What is expected: Some lines below hold "this". Pick them out and copy them.

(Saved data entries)
*** Begin section ***

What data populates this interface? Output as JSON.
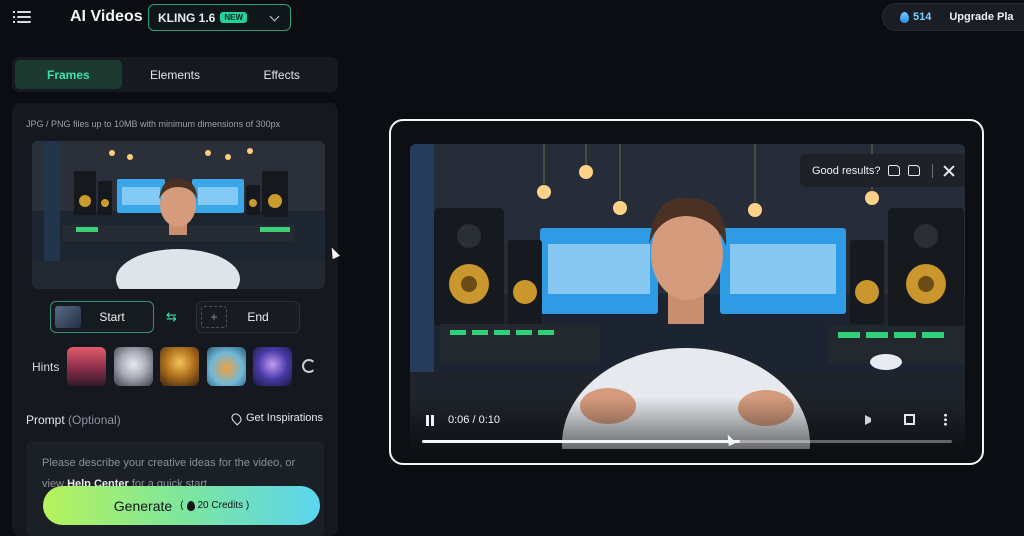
{
  "header": {
    "title": "AI Videos",
    "model": {
      "name": "KLING 1.6",
      "badge": "NEW"
    },
    "credits": "514",
    "upgrade_label": "Upgrade Pla"
  },
  "tabs": [
    {
      "label": "Frames",
      "active": true
    },
    {
      "label": "Elements",
      "active": false
    },
    {
      "label": "Effects",
      "active": false
    }
  ],
  "frames": {
    "upload_hint": "JPG / PNG files up to 10MB with minimum dimensions of 300px",
    "start_label": "Start",
    "end_label": "End"
  },
  "hints": {
    "label": "Hints",
    "thumbnails": [
      "sunset-landscape",
      "stone-sculpture",
      "golden-deity",
      "cat-in-bowl",
      "cosmic-portrait"
    ]
  },
  "prompt": {
    "label": "Prompt",
    "optional": "(Optional)",
    "inspiration_label": "Get Inspirations",
    "placeholder_part1": "Please describe your creative ideas for the video, or view ",
    "help_link": "Help Center",
    "placeholder_part2": " for a quick start"
  },
  "generate": {
    "label": "Generate",
    "credits": "20",
    "credits_suffix": "Credits"
  },
  "video": {
    "feedback_label": "Good results?",
    "time": "0:06 / 0:10",
    "progress": 0.6
  },
  "colors": {
    "accent": "#3fe0a8",
    "new_badge": "#22d39a",
    "generate_gradient": [
      "#b7f25c",
      "#7ee69b",
      "#5ad6ef"
    ]
  }
}
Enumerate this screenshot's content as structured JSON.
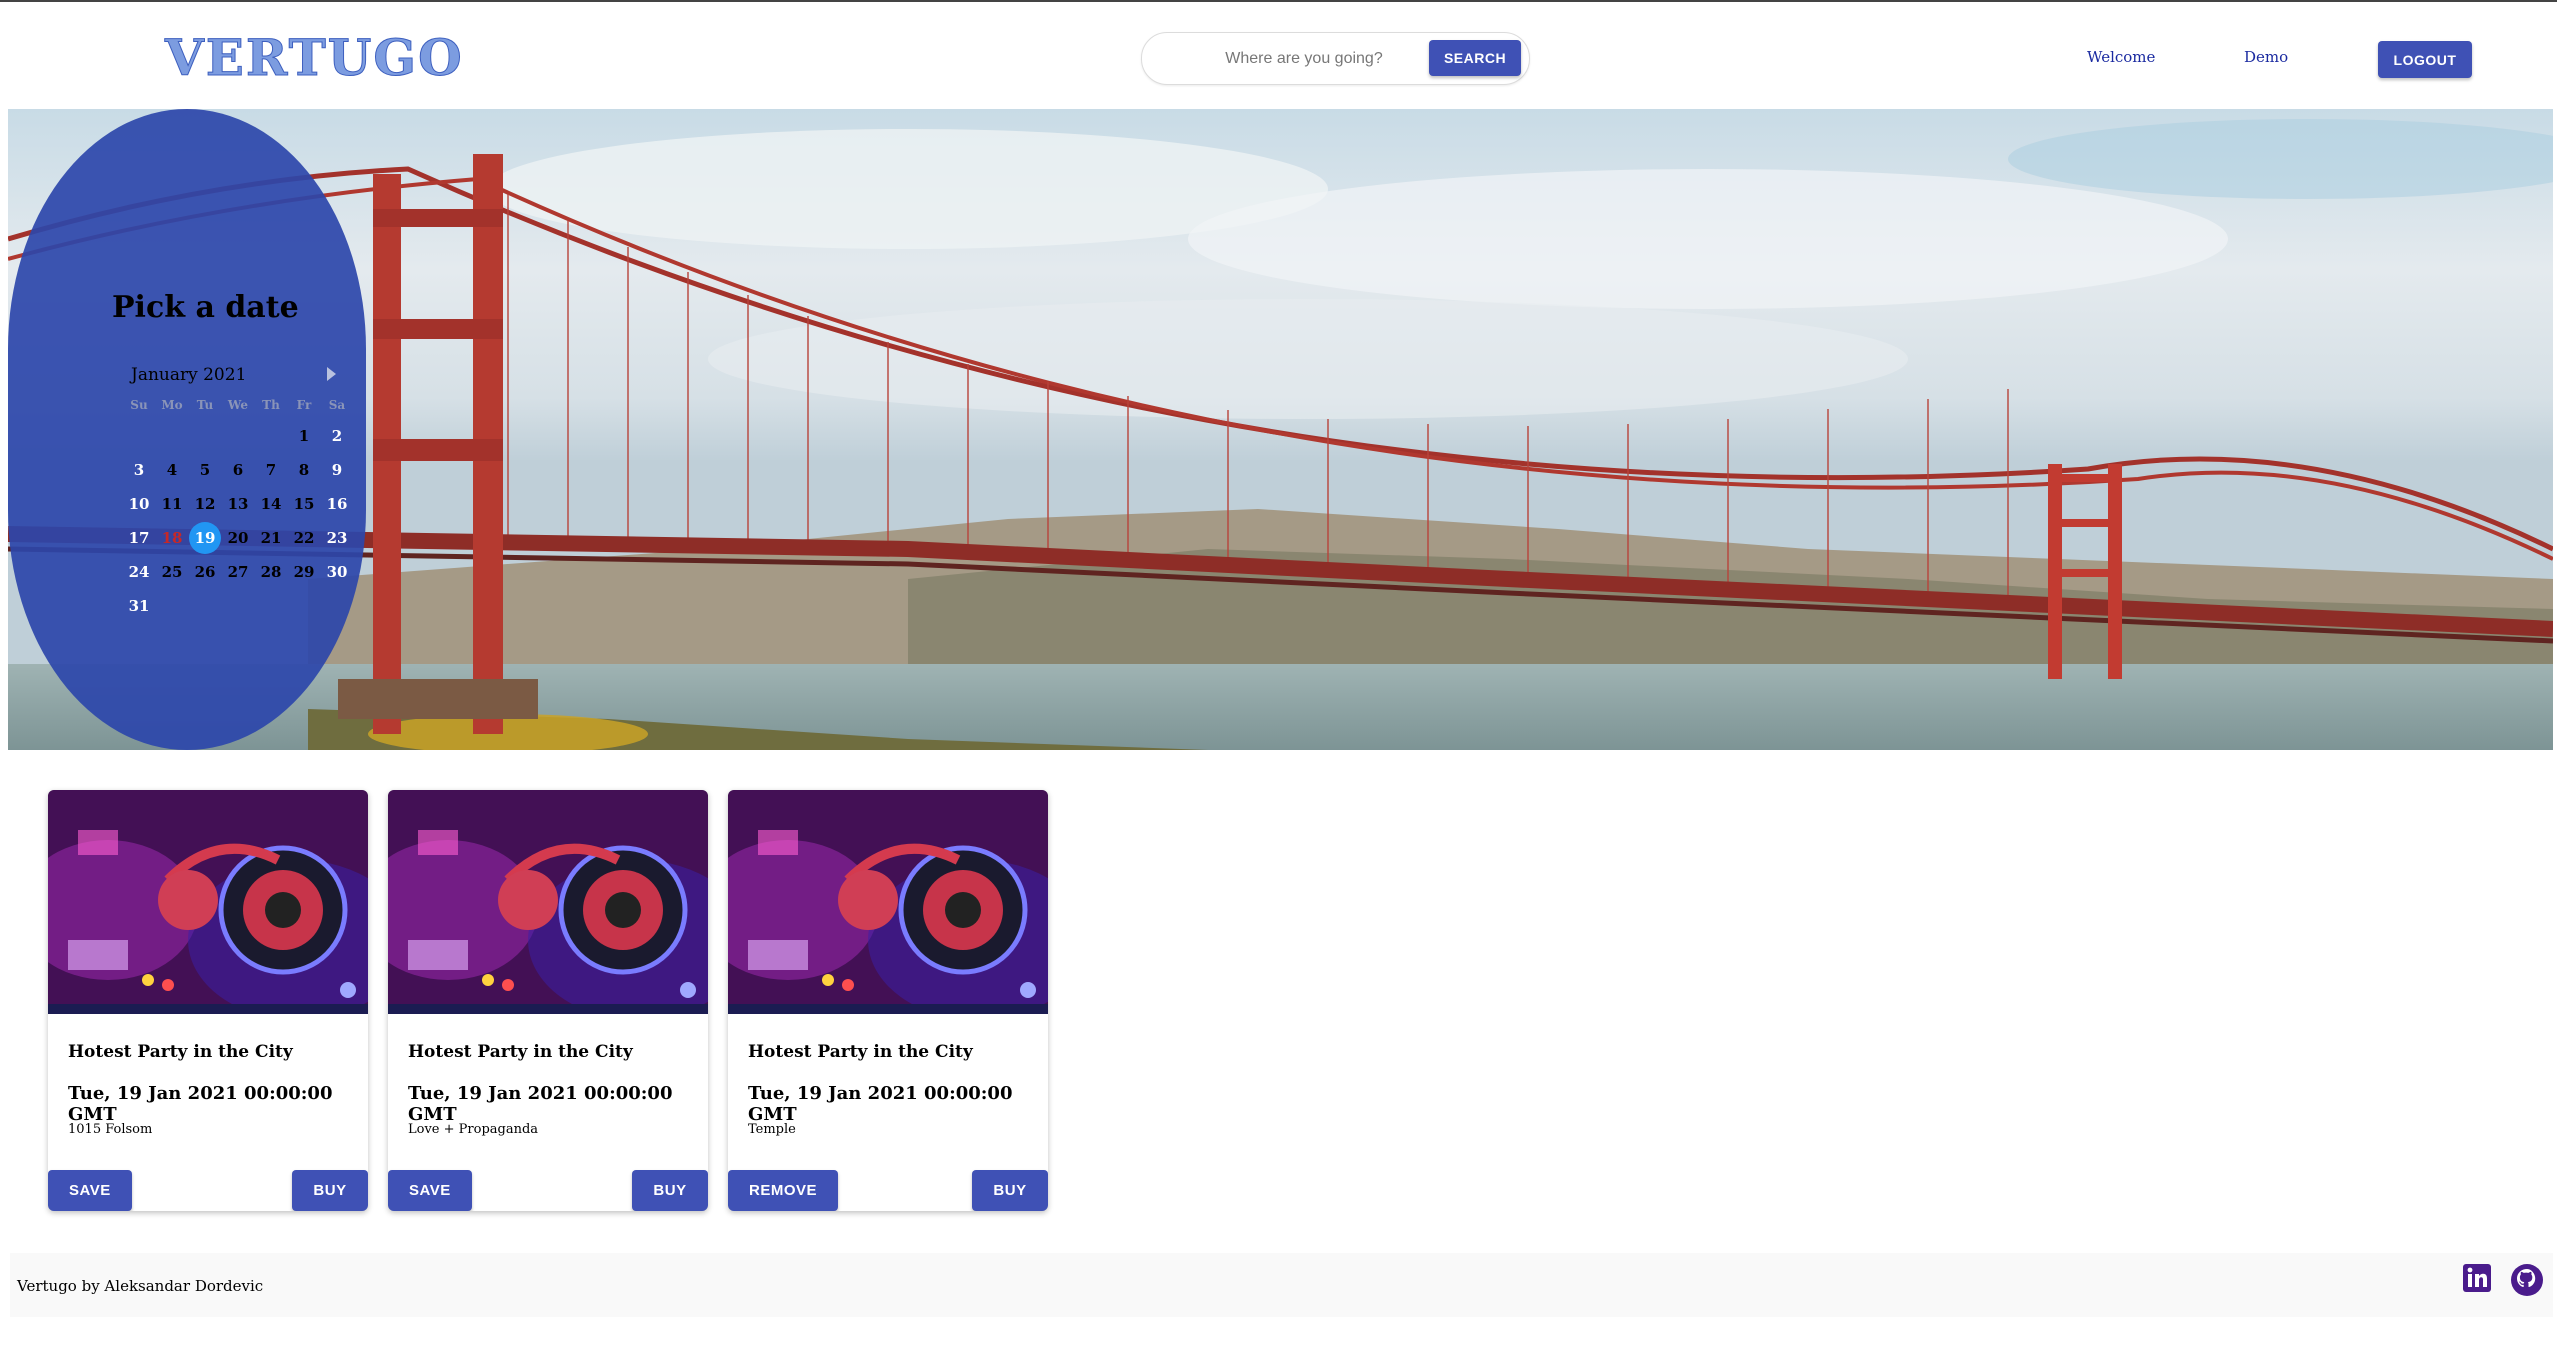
{
  "header": {
    "logo": "VERTUGO",
    "search_placeholder": "Where are you going?",
    "search_button": "SEARCH",
    "nav_welcome": "Welcome",
    "nav_user": "Demo",
    "logout_button": "LOGOUT"
  },
  "calendar": {
    "title": "Pick a date",
    "month": "January 2021",
    "weekdays": [
      "Su",
      "Mo",
      "Tu",
      "We",
      "Th",
      "Fr",
      "Sa"
    ],
    "selected_day": 19,
    "today_day": 18
  },
  "cards": [
    {
      "title": "Hotest Party in the City",
      "date": "Tue, 19 Jan 2021 00:00:00 GMT",
      "venue": "1015 Folsom",
      "left_button": "SAVE",
      "right_button": "BUY"
    },
    {
      "title": "Hotest Party in the City",
      "date": "Tue, 19 Jan 2021 00:00:00 GMT",
      "venue": "Love + Propaganda",
      "left_button": "SAVE",
      "right_button": "BUY"
    },
    {
      "title": "Hotest Party in the City",
      "date": "Tue, 19 Jan 2021 00:00:00 GMT",
      "venue": "Temple",
      "left_button": "REMOVE",
      "right_button": "BUY"
    }
  ],
  "footer": {
    "credit": "Vertugo by Aleksandar Dordevic",
    "icons": [
      "linkedin-icon",
      "github-icon"
    ]
  },
  "colors": {
    "primary": "#3f51b5",
    "calendar_panel": "#2d46aa",
    "selected_day": "#2196f3",
    "nav_link": "#1a2aa0"
  }
}
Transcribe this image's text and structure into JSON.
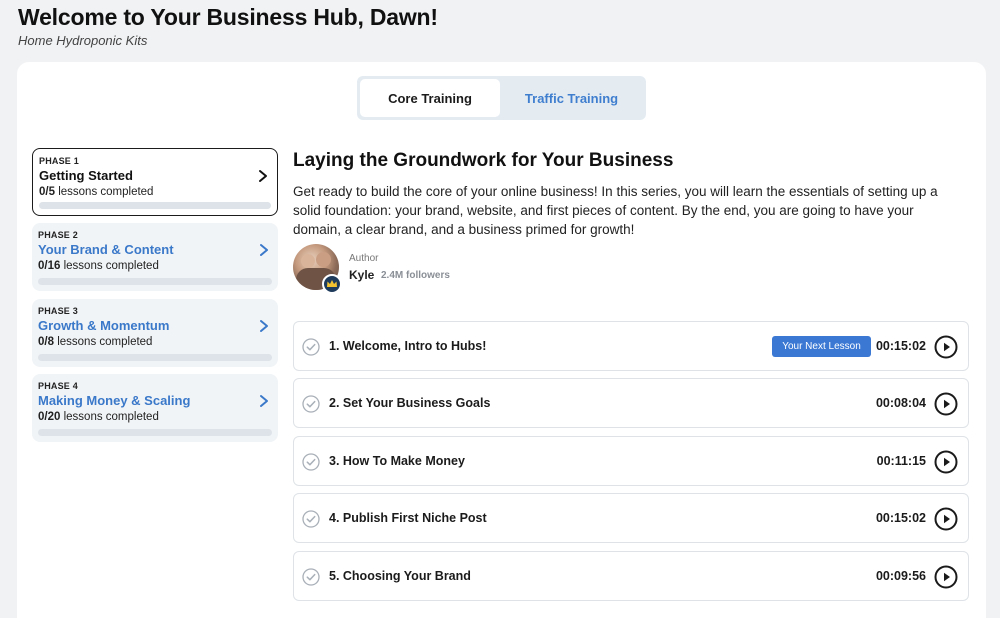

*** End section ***

Finished exercise:
What data populates this interface? Output as JSON.
Enumerate this screenshot's content as structured JSON.
Transcribe this image's text and structure into JSON.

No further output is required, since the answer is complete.